Seven years after Sylvester McCoy’s last story, Survival, a weird co-production involving Fox television and the BBC, introduced Paul McGann as the Doctor when McCoy regenerated into him after being shot in San Francisco (actually Vancouver), at the end of the 20th century.
The story is deeply flawed, conflicts with canon in a number of ways including how The Master (Eric Roberts) undergoes his regeneration (perhaps he’d found a way to instil his essence in to some alien, snake-like goo or something… I dunno and the glowing green eyes… who knows) and the claim by the Doctor that he’s half human on his mother’s side.
That one, I prefer to fall back on a line that has been proven right time and again these last few years: The Doctor lies. Perhaps he loves Mother Earth so much, and has protected it for so long, that he feels half-human. A turn of phrase, nothing more.
With an airdate of 14 May, 1996, writer Matthew Jacobs updated the look of both the TARDIS (including moving the Eye of Harmony, a Gallifreyan artifact into the beloved ship) and the Doctor, giving both a bit of a Victorian steampunk feel.
McGann got the short end of the stick here.
He would have been a wonderful Doctor.
Unfortunately those who were producing it, and controlling the financials all had their fingers in the creative process and turned it into a muddled mess.
Sure there are nods to the series past, but the story itself… oh dear.
The Doctor has a rough time with his regeneration, forgetting who he is, but begins to recall some of it. And once things start to get underway, McGann has a lot of fun.
Daphne Ashbrook finds herself in the Companion role of Dr. Grace Holloway, and in a new twist, something that would reappear in later series, a potential love interest for the Time Lord.
The pair run into trouble with Chang Lee (Yee Jee Tso) who comes across the TARDIS key, and gets pulled into the adventure on The Master’s side.
As the party of the century gets underway, The Doctor must confront his age old nemesis again, and do his best to save the Earth.
The story suffers most from the fact that it is way too Americanised, in an attempt to appeal to a broader audience it let go of a number of things that made it uniquely British, and so enjoyable in the first place. There are some fun, eccentric moments, but they are pushed aside to appeal to a wider, North American audience.
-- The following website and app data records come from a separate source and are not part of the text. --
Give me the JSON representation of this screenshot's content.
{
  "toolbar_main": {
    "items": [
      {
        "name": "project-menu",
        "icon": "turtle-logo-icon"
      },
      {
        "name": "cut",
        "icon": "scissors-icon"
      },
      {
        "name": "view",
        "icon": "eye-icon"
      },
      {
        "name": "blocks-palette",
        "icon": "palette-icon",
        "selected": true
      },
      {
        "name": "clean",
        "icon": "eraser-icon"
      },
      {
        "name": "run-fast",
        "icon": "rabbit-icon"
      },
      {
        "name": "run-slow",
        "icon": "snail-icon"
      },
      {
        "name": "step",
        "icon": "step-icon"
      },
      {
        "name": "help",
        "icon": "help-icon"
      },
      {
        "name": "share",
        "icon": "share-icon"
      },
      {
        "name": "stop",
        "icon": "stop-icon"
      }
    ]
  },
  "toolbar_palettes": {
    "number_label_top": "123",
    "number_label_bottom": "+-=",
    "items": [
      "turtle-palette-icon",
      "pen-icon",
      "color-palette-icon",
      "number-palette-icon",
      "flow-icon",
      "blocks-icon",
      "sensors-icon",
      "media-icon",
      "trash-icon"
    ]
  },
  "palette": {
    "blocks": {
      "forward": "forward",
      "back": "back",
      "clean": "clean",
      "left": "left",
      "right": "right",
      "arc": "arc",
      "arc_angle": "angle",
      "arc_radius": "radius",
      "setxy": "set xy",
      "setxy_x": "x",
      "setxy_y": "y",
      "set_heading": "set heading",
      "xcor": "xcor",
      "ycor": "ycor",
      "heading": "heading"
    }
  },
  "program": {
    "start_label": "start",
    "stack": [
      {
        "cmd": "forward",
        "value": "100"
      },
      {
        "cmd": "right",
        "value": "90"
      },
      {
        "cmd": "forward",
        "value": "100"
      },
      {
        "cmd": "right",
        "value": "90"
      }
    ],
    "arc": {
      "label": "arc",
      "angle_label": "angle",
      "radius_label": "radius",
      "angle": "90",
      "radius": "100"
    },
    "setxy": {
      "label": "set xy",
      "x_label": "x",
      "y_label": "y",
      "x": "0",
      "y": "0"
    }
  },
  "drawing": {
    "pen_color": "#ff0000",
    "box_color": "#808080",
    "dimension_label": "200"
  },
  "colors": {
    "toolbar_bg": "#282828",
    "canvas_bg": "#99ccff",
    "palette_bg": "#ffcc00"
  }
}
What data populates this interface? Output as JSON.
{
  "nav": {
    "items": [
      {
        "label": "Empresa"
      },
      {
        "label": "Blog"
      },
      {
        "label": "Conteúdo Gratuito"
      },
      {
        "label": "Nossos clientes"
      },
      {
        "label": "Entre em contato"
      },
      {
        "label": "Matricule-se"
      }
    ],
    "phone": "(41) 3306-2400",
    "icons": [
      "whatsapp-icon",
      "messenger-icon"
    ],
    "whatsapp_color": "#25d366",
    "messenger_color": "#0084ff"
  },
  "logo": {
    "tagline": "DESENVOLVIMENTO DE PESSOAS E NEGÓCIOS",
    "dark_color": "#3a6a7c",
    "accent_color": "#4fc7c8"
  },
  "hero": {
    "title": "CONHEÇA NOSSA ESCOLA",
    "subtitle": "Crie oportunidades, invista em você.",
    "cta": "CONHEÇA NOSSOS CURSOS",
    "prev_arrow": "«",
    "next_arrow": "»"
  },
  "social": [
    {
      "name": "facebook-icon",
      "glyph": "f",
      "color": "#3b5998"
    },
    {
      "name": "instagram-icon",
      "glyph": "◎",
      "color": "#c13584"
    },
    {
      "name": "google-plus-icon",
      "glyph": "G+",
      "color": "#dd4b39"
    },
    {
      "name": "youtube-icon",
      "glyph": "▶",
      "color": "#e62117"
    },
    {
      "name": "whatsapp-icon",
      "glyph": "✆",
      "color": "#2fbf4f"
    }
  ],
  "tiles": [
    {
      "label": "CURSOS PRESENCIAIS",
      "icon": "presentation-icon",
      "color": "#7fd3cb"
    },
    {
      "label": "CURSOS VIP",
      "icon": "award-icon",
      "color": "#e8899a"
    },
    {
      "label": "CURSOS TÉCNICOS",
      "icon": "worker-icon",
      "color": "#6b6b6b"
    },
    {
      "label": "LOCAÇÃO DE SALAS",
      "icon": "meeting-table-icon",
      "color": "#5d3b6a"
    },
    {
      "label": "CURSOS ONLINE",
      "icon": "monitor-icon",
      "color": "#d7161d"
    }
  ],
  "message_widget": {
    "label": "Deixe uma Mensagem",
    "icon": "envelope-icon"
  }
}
There were glimmers of possibility and wonder here, but we’d have to wait almost another decade before the Doctor truly returned.